Palestine and Brazil already share a tourism relation, as many Brazilians visit the Holy Land. The ambassador believes this creates a very large potential for Brazilian and Palestinian tourism firms as well as small food producers and local artisans. Candeas stresses the low costs for Brazilians tourists in Palestine and the high-quality services.
But the new Brazilian representative to Palestine is taking steps to further develop other sectors beyond trade and tourism. He’s in talks to take the Brazilian Lectorship program to Palestine whereby a professor could teach Portuguese language and Brazilian culture in Palestinian universities. He’s also discussing a triangular cooperation so that Brazil can share its expertise in green education and energy with Palestine with funding from a German cooperation agency.
Candeas also wants Brazil to share its experiences in education with Palestinian refugee camps where the United Nations Relief and Works Agency for Palestine Refugees in the Near East (UNRWA) provides public services. “It’s a field where Brazil has much to offer,” he says. Another possibility is cooperation for human rights, and Brazil’s minister of Women, Family and Human Rights, Damares Alves, has already been involved and intends to act in person.
Portuguese language and soccer
Another initiative aims to retrieve the Brazilian roots of second-generation Brazilians who live in Palestine. Brazil is the home of many Palestinians, and some have come back to their family’s country of origin, particularly women who married Palestinians and had children, bringing to Palestine a new generation of Brazilians who don’t speak Portuguese. The Portuguese As a Heritage Language program will be taken in a cooperation work with the São Paulo State University (UNESP). Candeas says that there are already some Portuguese teaching initiatives at the embassy in Ramallah that will be incorporated into the project.
The diplomat also took on a mission in soccer. The plan is seizing the opportunity that next year’s FIFA World Cup will be in an Arab country, Qatar, and helping Palestine to compete in the 2024 Olympics. “Palestine loves Brazilian soccer, and my dream is that Brazil can help it make its soccer more professional,” he says. The sport is played by Palestinian men and women, and there are tournaments, but the idea is attracting a partnership from the Brazilian private sector to make it grow and become professional enough to be in the Olympics.
This world of possibilities for Brazil-Palestine cooperation has been discussed between the ambassador and Palestinian officials. Although he arrived in Ramallah in December, due to the social distancing measures ushered in by COVID-19, his credentials were only delivered to the minister of Foreign Affairs and Expatriates, Riad Malki, in late March.
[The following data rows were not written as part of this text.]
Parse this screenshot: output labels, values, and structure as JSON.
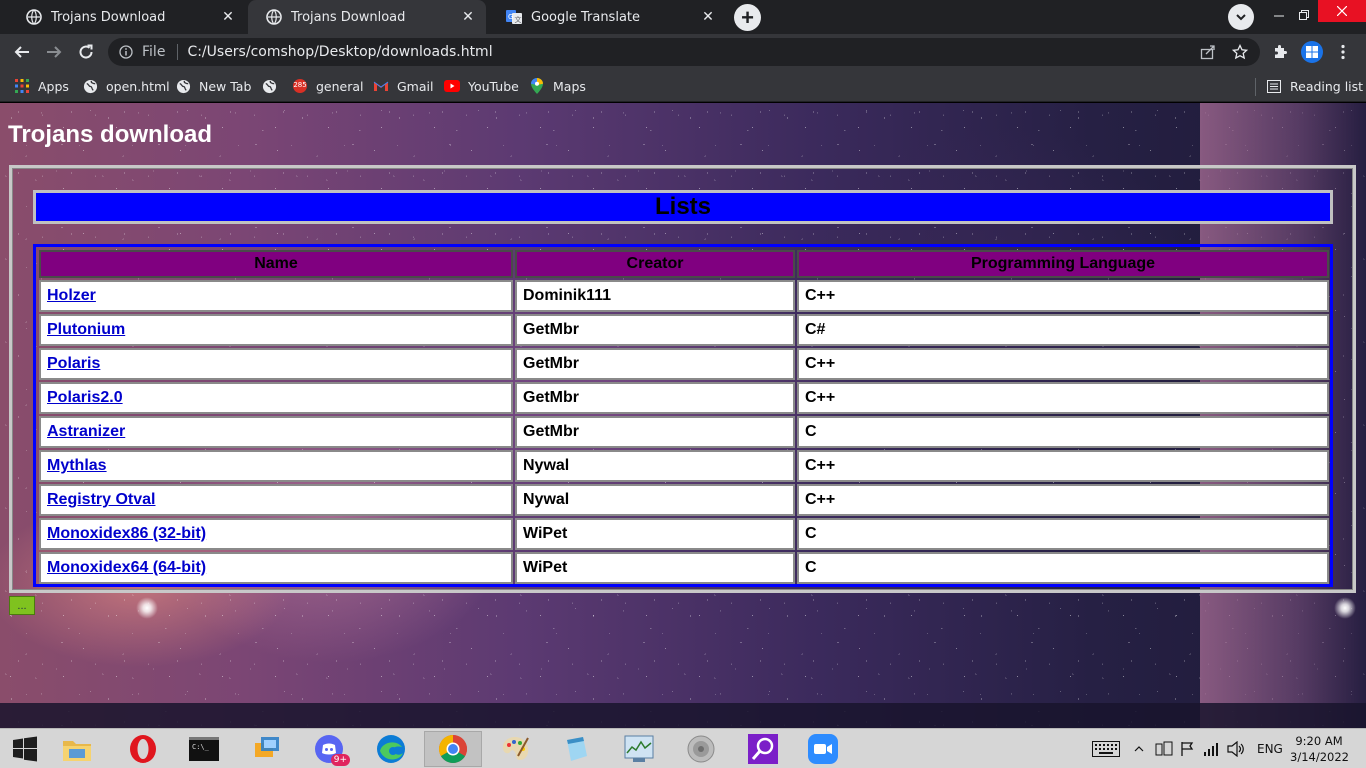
{
  "browser": {
    "tabs": [
      {
        "title": "Trojans Download",
        "active": false,
        "icon": "globe-icon"
      },
      {
        "title": "Trojans Download",
        "active": true,
        "icon": "globe-icon"
      },
      {
        "title": "Google Translate",
        "active": false,
        "icon": "google-translate-icon"
      }
    ],
    "omnibox": {
      "scheme_label": "File",
      "url": "C:/Users/comshop/Desktop/downloads.html"
    },
    "bookmarks": [
      {
        "label": "Apps",
        "icon": "apps-grid-icon"
      },
      {
        "label": "open.html",
        "icon": "globe-icon"
      },
      {
        "label": "New Tab",
        "icon": "globe-icon"
      },
      {
        "label": "",
        "icon": "globe-icon"
      },
      {
        "label": "general",
        "icon": "mail-badge-icon",
        "badge": "285"
      },
      {
        "label": "Gmail",
        "icon": "gmail-icon"
      },
      {
        "label": "YouTube",
        "icon": "youtube-icon"
      },
      {
        "label": "Maps",
        "icon": "maps-icon"
      }
    ],
    "reading_list": "Reading list"
  },
  "page": {
    "heading": "Trojans download",
    "lists_title": "Lists",
    "table": {
      "headers": [
        "Name",
        "Creator",
        "Programming Language"
      ],
      "rows": [
        {
          "name": "Holzer",
          "creator": "Dominik111",
          "language": "C++"
        },
        {
          "name": "Plutonium",
          "creator": "GetMbr",
          "language": "C#"
        },
        {
          "name": "Polaris",
          "creator": "GetMbr",
          "language": "C++"
        },
        {
          "name": "Polaris2.0",
          "creator": "GetMbr",
          "language": "C++"
        },
        {
          "name": "Astranizer",
          "creator": "GetMbr",
          "language": "C"
        },
        {
          "name": "Mythlas",
          "creator": "Nywal",
          "language": "C++"
        },
        {
          "name": "Registry Otval",
          "creator": "Nywal",
          "language": "C++"
        },
        {
          "name": "Monoxidex86 (32-bit)",
          "creator": "WiPet",
          "language": "C"
        },
        {
          "name": "Monoxidex64 (64-bit)",
          "creator": "WiPet",
          "language": "C"
        }
      ]
    },
    "more_button": "..."
  },
  "taskbar": {
    "apps": [
      "start",
      "file-explorer",
      "opera",
      "command-prompt",
      "network",
      "discord",
      "edge",
      "chrome",
      "paint",
      "notepad",
      "task-manager",
      "sound",
      "magnifier",
      "zoom"
    ],
    "discord_badge": "9+",
    "language": "ENG",
    "time": "9:20 AM",
    "date": "3/14/2022"
  },
  "colors": {
    "lists_bar": "#0000ff",
    "header_bg": "#800080",
    "link": "#0000cc",
    "more_button": "#7fc21f"
  }
}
Afterward, the diplomat met several ministers, who showed great interest in cooperation and sharing expertise. Candeas pointed out Brazil has a proven track record in cooperation. “There’s a great interest in Brazil. Brazil is a very beloved, sought after country, and people are pleased to work with Brazil,” says the ambassador.
Candeas was welcomed by prime minister Muhammad Shtayyeh, Higher Education minister Mahmoud Abu Mois, and Tourism and Antiques minister Rula Ma’ayah. He met with leaders of the Palestinian International Cooperation Agency and visited the Church of Nativity in Bethlehem with the chair of the Presidential Committee for the Restoration of the Church of the Nativity, minister Ziad Bandak, among other appointments of an ongoing schedule.
Before taking office in Ramallah, Pernambuco-born Candeas, who’s graduated in Law, was director of the Defense Department of Brazil’s Foreign Affairs Ministry. In the office, he came in contact with Arab countries, as he did when he worked with UNESCO in Paris and when he was an international advisor of Brazil’s Ministry of Education.
Translated by Guilherme Miranda